----- Source material -----

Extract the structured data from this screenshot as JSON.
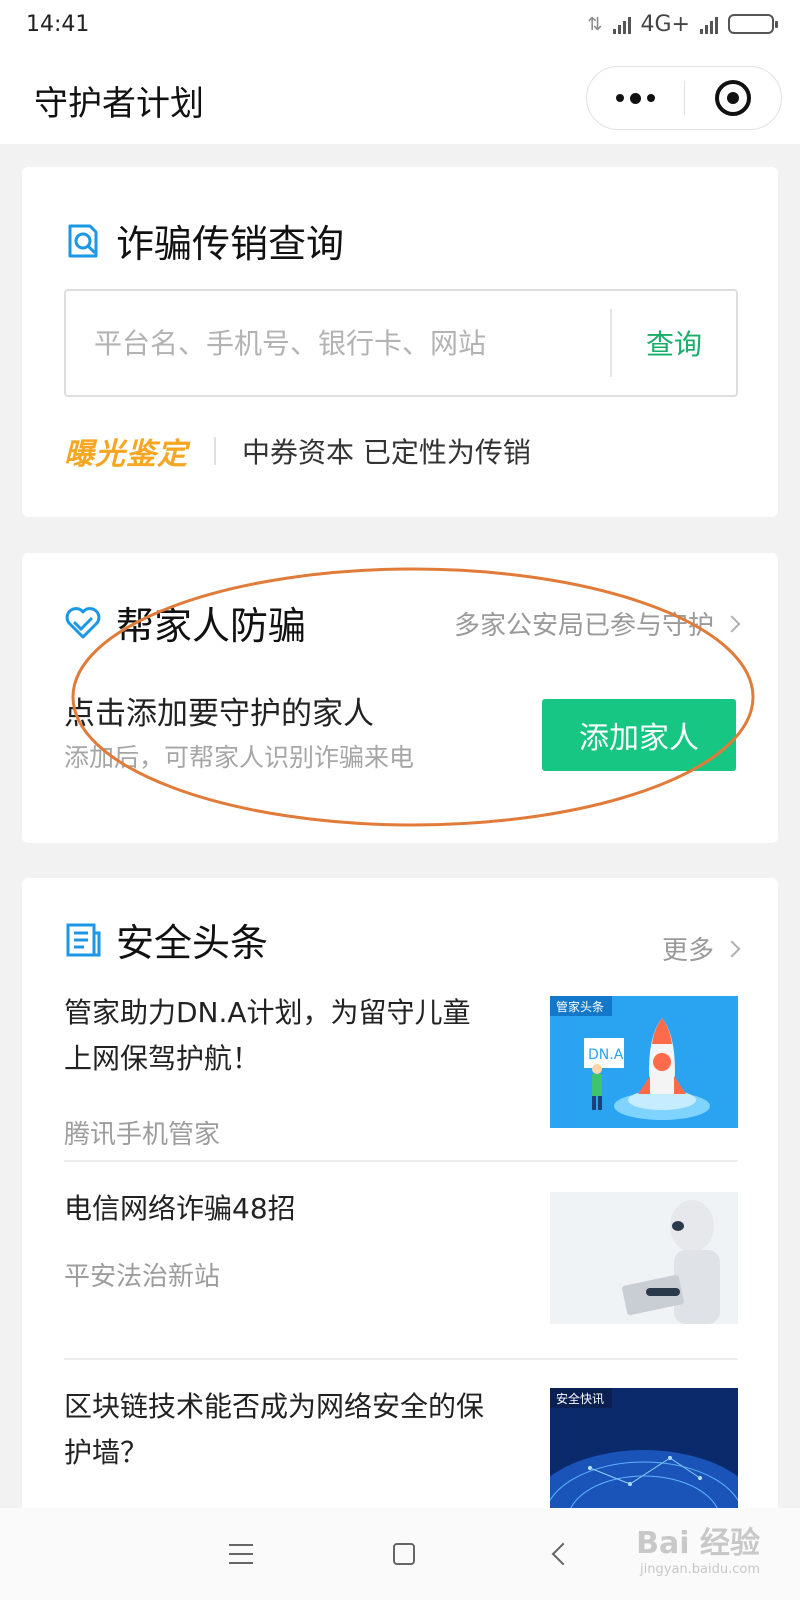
{
  "status_bar": {
    "time": "14:41",
    "network": "4G+",
    "battery_color": "#f5a623"
  },
  "nav": {
    "title": "守护者计划",
    "more_icon": "more-dots-icon",
    "close_icon": "target-icon"
  },
  "query_card": {
    "title": "诈骗传销查询",
    "icon": "search-document-icon",
    "search_placeholder": "平台名、手机号、银行卡、网站",
    "search_button": "查询",
    "expose_tag": "曝光鉴定",
    "expose_text": "中券资本 已定性为传销"
  },
  "family_card": {
    "title": "帮家人防骗",
    "icon": "heart-icon",
    "link_text": "多家公安局已参与守护",
    "main_text": "点击添加要守护的家人",
    "sub_text": "添加后，可帮家人识别诈骗来电",
    "add_button": "添加家人",
    "accent": "#17c683"
  },
  "news_card": {
    "title": "安全头条",
    "icon": "newspaper-icon",
    "more_label": "更多",
    "items": [
      {
        "title": "管家助力DN.A计划，为留守儿童上网保驾护航！",
        "source": "腾讯手机管家",
        "thumb_label": "管家头条",
        "thumb_text": "DN.A"
      },
      {
        "title": "电信网络诈骗48招",
        "source": "平安法治新站",
        "thumb_label": "",
        "thumb_text": ""
      },
      {
        "title": "区块链技术能否成为网络安全的保护墙？",
        "source": "",
        "thumb_label": "安全快讯",
        "thumb_text": ""
      }
    ]
  },
  "bottom_nav": {
    "menu_icon": "menu-icon",
    "home_icon": "home-square-icon",
    "back_icon": "back-chevron-icon"
  },
  "watermark": {
    "brand": "Bai 经验",
    "url": "jingyan.baidu.com"
  },
  "colors": {
    "primary_green": "#1aad6a",
    "button_green": "#17c683",
    "icon_blue": "#1a98e6",
    "expose_orange": "#f5a623",
    "annotation_orange": "#e07b39"
  }
}
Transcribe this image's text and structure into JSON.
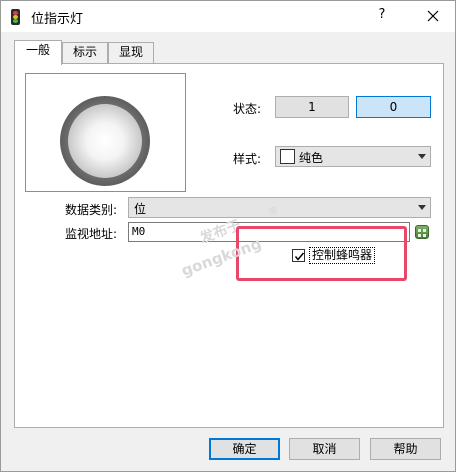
{
  "window": {
    "title": "位指示灯",
    "help": "?"
  },
  "tabs": [
    {
      "label": "一般",
      "active": true
    },
    {
      "label": "标示",
      "active": false
    },
    {
      "label": "显现",
      "active": false
    }
  ],
  "general": {
    "state_label": "状态:",
    "state_buttons": [
      "1",
      "0"
    ],
    "selected_state": "0",
    "style_label": "样式:",
    "style_value": "纯色",
    "data_type_label": "数据类别:",
    "data_type_value": "位",
    "monitor_addr_label": "监视地址:",
    "monitor_addr_value": "M0",
    "buzzer_label": "控制蜂鸣器",
    "buzzer_checked": true
  },
  "watermark": {
    "line1": "发布于",
    "line2": "gongkong",
    "mark": "®"
  },
  "footer": {
    "ok": "确定",
    "cancel": "取消",
    "help": "帮助"
  },
  "colors": {
    "accent": "#0078d7",
    "highlight": "#e8476a"
  }
}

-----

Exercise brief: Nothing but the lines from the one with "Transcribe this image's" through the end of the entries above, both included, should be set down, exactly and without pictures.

Response:
Transcribe this image's text and structure into JSON.
{
  "window": {
    "title": "位指示灯",
    "help": "?"
  },
  "tabs": [
    {
      "label": "一般",
      "active": true
    },
    {
      "label": "标示",
      "active": false
    },
    {
      "label": "显现",
      "active": false
    }
  ],
  "general": {
    "state_label": "状态:",
    "state_buttons": [
      "1",
      "0"
    ],
    "selected_state": "0",
    "style_label": "样式:",
    "style_value": "纯色",
    "data_type_label": "数据类别:",
    "data_type_value": "位",
    "monitor_addr_label": "监视地址:",
    "monitor_addr_value": "M0",
    "buzzer_label": "控制蜂鸣器",
    "buzzer_checked": true
  },
  "watermark": {
    "line1": "发布于",
    "line2": "gongkong",
    "mark": "®"
  },
  "footer": {
    "ok": "确定",
    "cancel": "取消",
    "help": "帮助"
  },
  "colors": {
    "accent": "#0078d7",
    "highlight": "#e8476a"
  }
}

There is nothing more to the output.